Within a year, I had booked my first professional gig on television. This was also the first time I had to choose between my acting career and my engineering degree. I had a final exam that day — thermodynamics — and I decided to go film a scene in space for the Syfy miniseries Ascension instead.
Eventually I dropped out because, as frightening as it was to make that decision, the joy I felt from being on a set had no match. I had no expectations of the industry, just very high expectations of myself, and I knew that if I wanted to accomplish everything I had dreamed of over the years, I needed to commit fully. So, I did.
Fast forward to today; dozens of auditions, countless hours of diction training and oh-so-many Montreal-Toronto roundtrips later, I find myself acting opposite of none other than Salma Hayek herself in The Hummingbird Project; which is premiering at the Toronto International Film Festival this weekend.

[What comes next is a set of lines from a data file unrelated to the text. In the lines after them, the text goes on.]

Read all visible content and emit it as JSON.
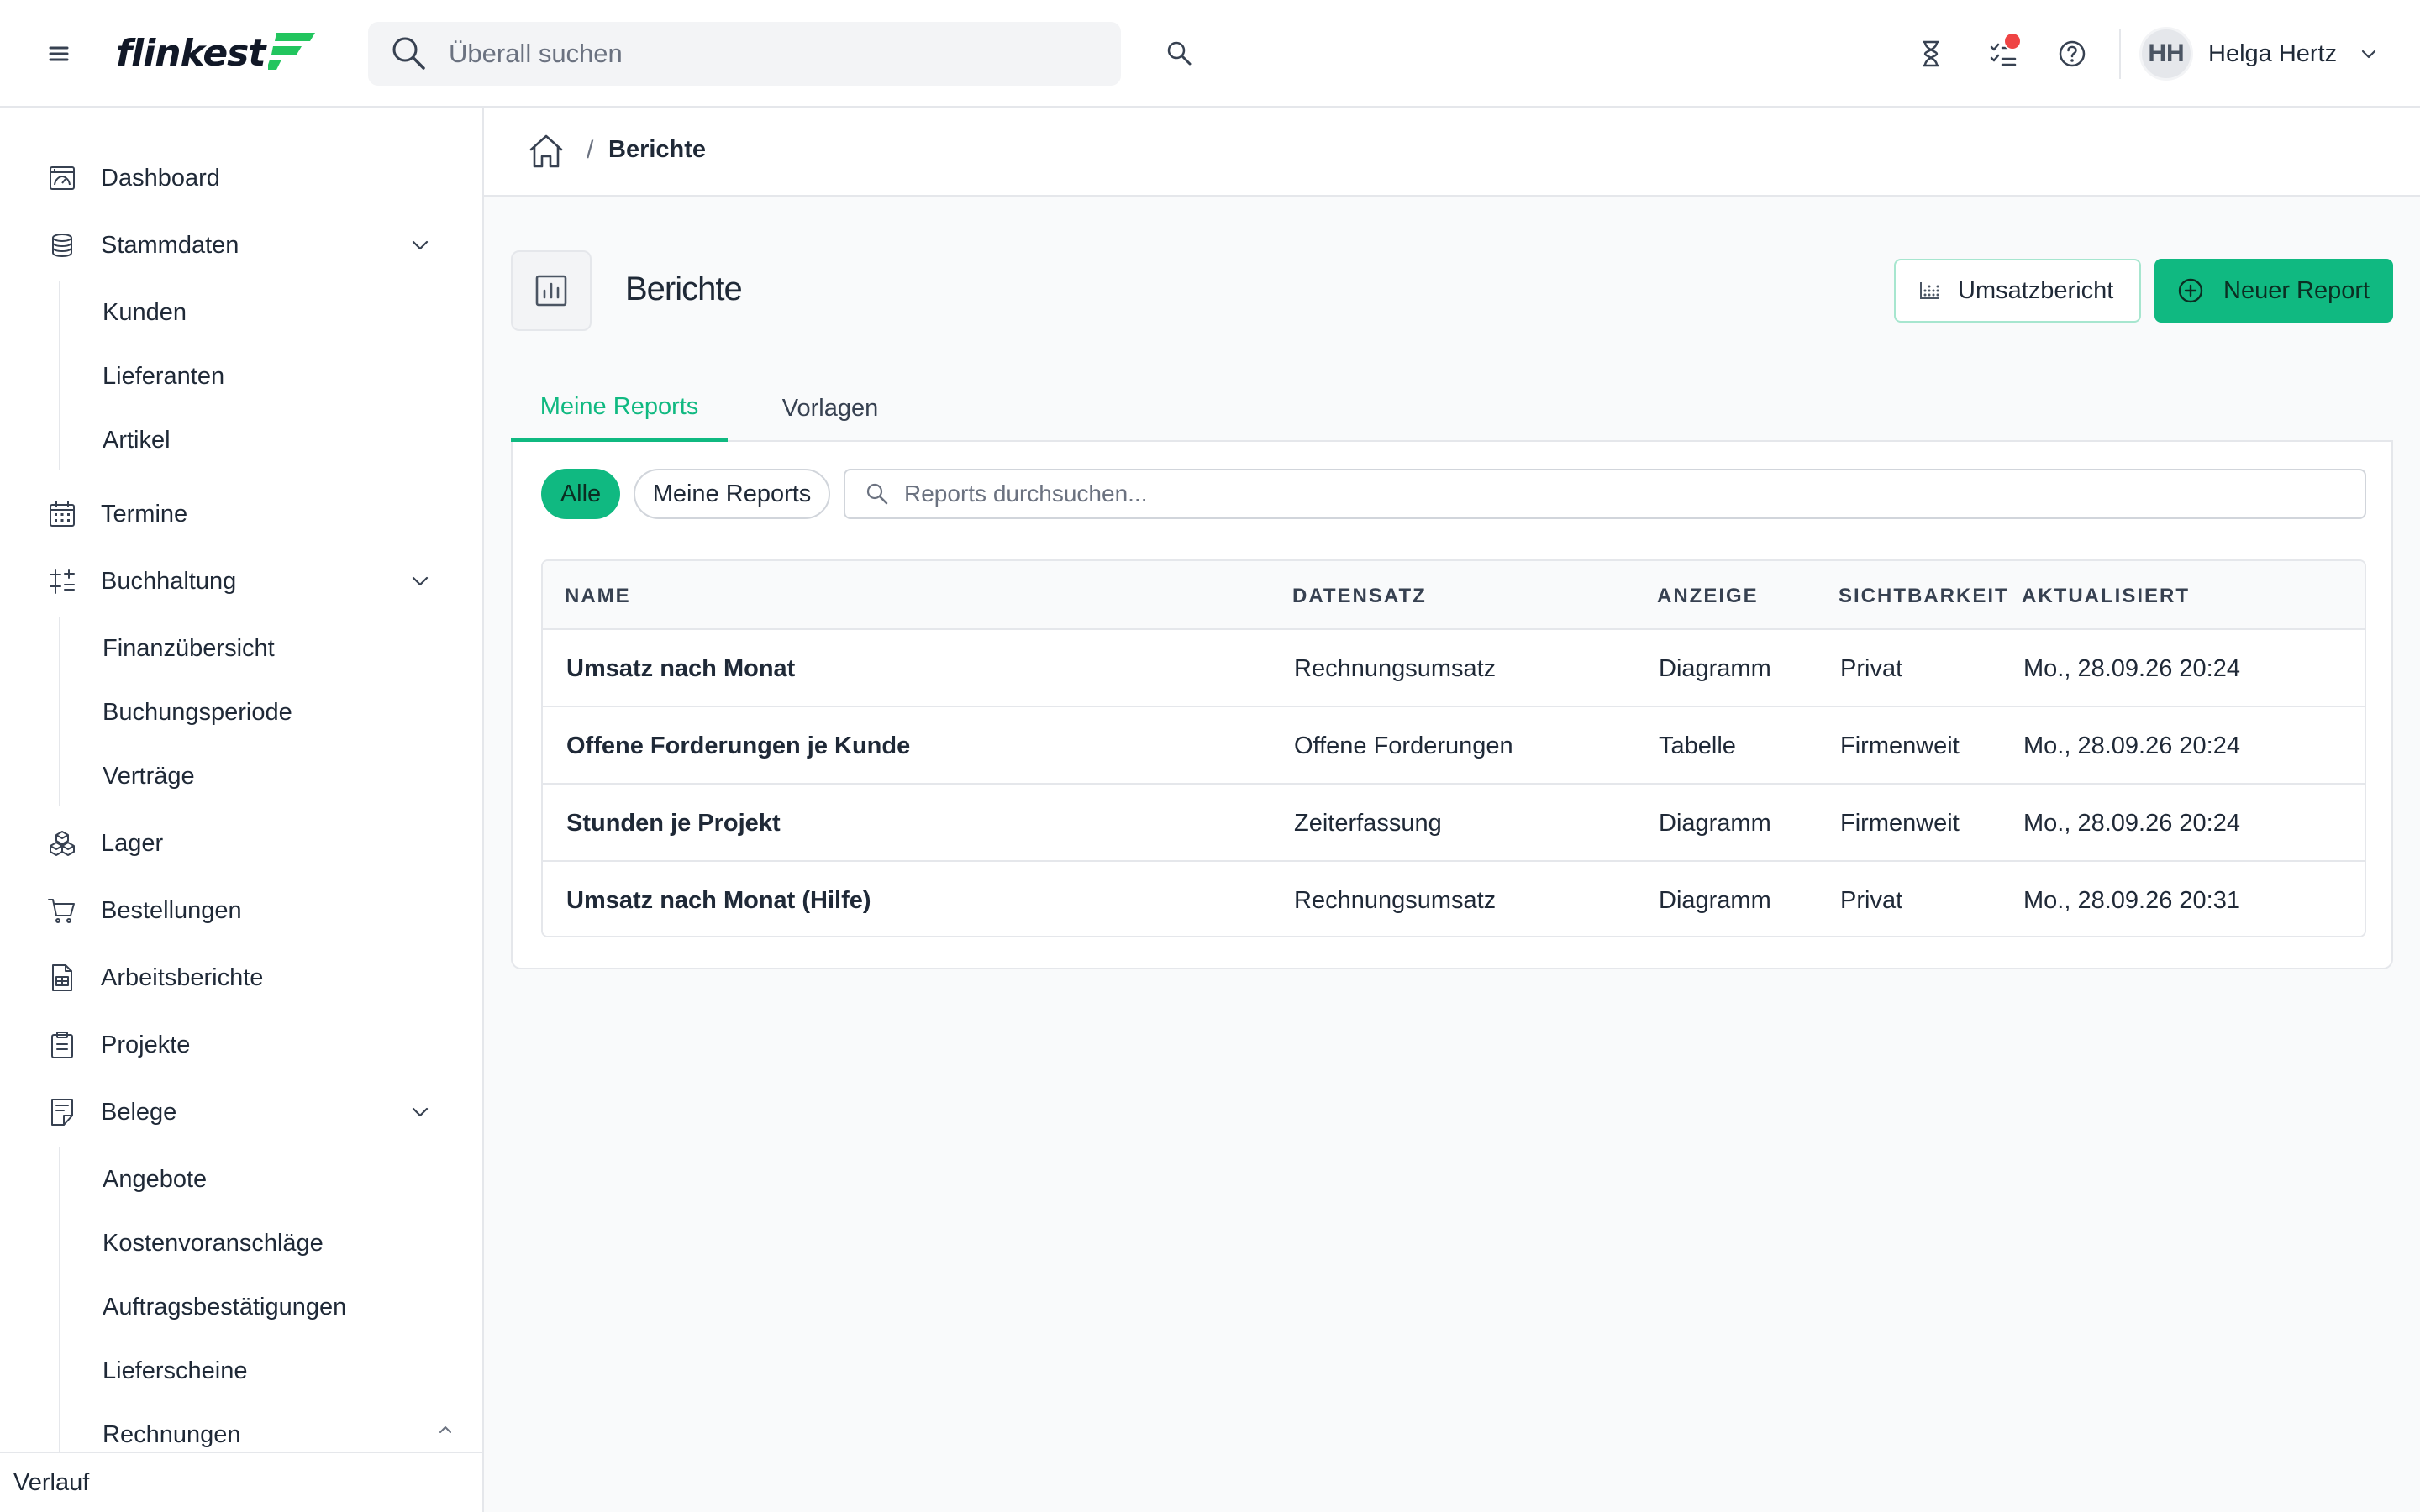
{
  "app": {
    "logo_text": "flinkest",
    "accent_color": "#10b981"
  },
  "topbar": {
    "search_placeholder": "Überall suchen",
    "user": {
      "initials": "HH",
      "name": "Helga Hertz"
    },
    "icons": [
      "menu-icon",
      "search-icon",
      "hourglass-icon",
      "task-list-icon",
      "help-icon",
      "chevron-down-icon"
    ]
  },
  "sidebar": {
    "items": [
      {
        "label": "Dashboard",
        "icon": "dashboard-icon"
      },
      {
        "label": "Stammdaten",
        "icon": "database-icon",
        "expanded": true,
        "children": [
          "Kunden",
          "Lieferanten",
          "Artikel"
        ]
      },
      {
        "label": "Termine",
        "icon": "calendar-icon"
      },
      {
        "label": "Buchhaltung",
        "icon": "sliders-icon",
        "expanded": true,
        "children": [
          "Finanzübersicht",
          "Buchungsperiode",
          "Verträge"
        ]
      },
      {
        "label": "Lager",
        "icon": "boxes-icon"
      },
      {
        "label": "Bestellungen",
        "icon": "cart-icon"
      },
      {
        "label": "Arbeitsberichte",
        "icon": "worksheet-icon"
      },
      {
        "label": "Projekte",
        "icon": "clipboard-icon"
      },
      {
        "label": "Belege",
        "icon": "receipt-icon",
        "expanded": true,
        "children": [
          "Angebote",
          "Kostenvoranschläge",
          "Auftragsbestätigungen",
          "Lieferscheine",
          "Rechnungen"
        ]
      }
    ],
    "footer_label": "Verlauf"
  },
  "breadcrumb": {
    "separator": "/",
    "current": "Berichte"
  },
  "page": {
    "title": "Berichte",
    "actions": {
      "secondary": "Umsatzbericht",
      "primary": "Neuer Report"
    },
    "tabs": [
      {
        "label": "Meine Reports",
        "active": true
      },
      {
        "label": "Vorlagen",
        "active": false
      }
    ],
    "filters": {
      "chips": [
        {
          "label": "Alle",
          "active": true
        },
        {
          "label": "Meine Reports",
          "active": false
        }
      ],
      "search_placeholder": "Reports durchsuchen..."
    },
    "table": {
      "columns": [
        "NAME",
        "DATENSATZ",
        "ANZEIGE",
        "SICHTBARKEIT",
        "AKTUALISIERT"
      ],
      "rows": [
        [
          "Umsatz nach Monat",
          "Rechnungsumsatz",
          "Diagramm",
          "Privat",
          "Mo., 28.09.26 20:24"
        ],
        [
          "Offene Forderungen je Kunde",
          "Offene Forderungen",
          "Tabelle",
          "Firmenweit",
          "Mo., 28.09.26 20:24"
        ],
        [
          "Stunden je Projekt",
          "Zeiterfassung",
          "Diagramm",
          "Firmenweit",
          "Mo., 28.09.26 20:24"
        ],
        [
          "Umsatz nach Monat (Hilfe)",
          "Rechnungsumsatz",
          "Diagramm",
          "Privat",
          "Mo., 28.09.26 20:31"
        ]
      ]
    }
  }
}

Receiving the news that I had booked the part was incredible. I had tears of joy. I was jumping in excitement. The role wasn't huge — and quite far from being a breakthrough in the industry — but it still felt like such an achievement. It's something, only a few years back, I had thought would be impossible. Unimaginable, even.
And the cherry on top? I'm not playing a terrorist, nor a wealthy Saudi Prince or any of those stereotypical Middle Eastern characters. I'm playing a math and physics genius quantitative analyst who works for one of the biggest high frequency trading companies in the heart of New York City. His name is Elias, and he's Middle Eastern.
Moving back to Canada reminded me how important diversity and representation in the media is. As a kid, I couldn't see what the problem was with me. But the truth is there was no problem with me. I just hadn't seen anyone like me star in a film before.
It was seeing Salma Hayek in a movie that made me realize I could become an actor. The last few years, it was seeing names like Rami Malek, Jade Hassouné, Mena Massoud, and all the other successful actors of Arab backgrounds that kept me going. And I have high hopes for the future of representation in this industry. I hope that my visibility can eventually inspire the younger generations.
And to them I say: "Don't wait for someone else to accomplish your dreams for you. Be the change you want to see in the world. Draw the path like that little Syrian boy who just wouldn't give up — and whose face is gonna be on the big screen at a TIFF world premiere this year."
The Hummingbird Project world premieres Saturday, Sept. 8 at the Toronto International Film Festival. www.tiff.net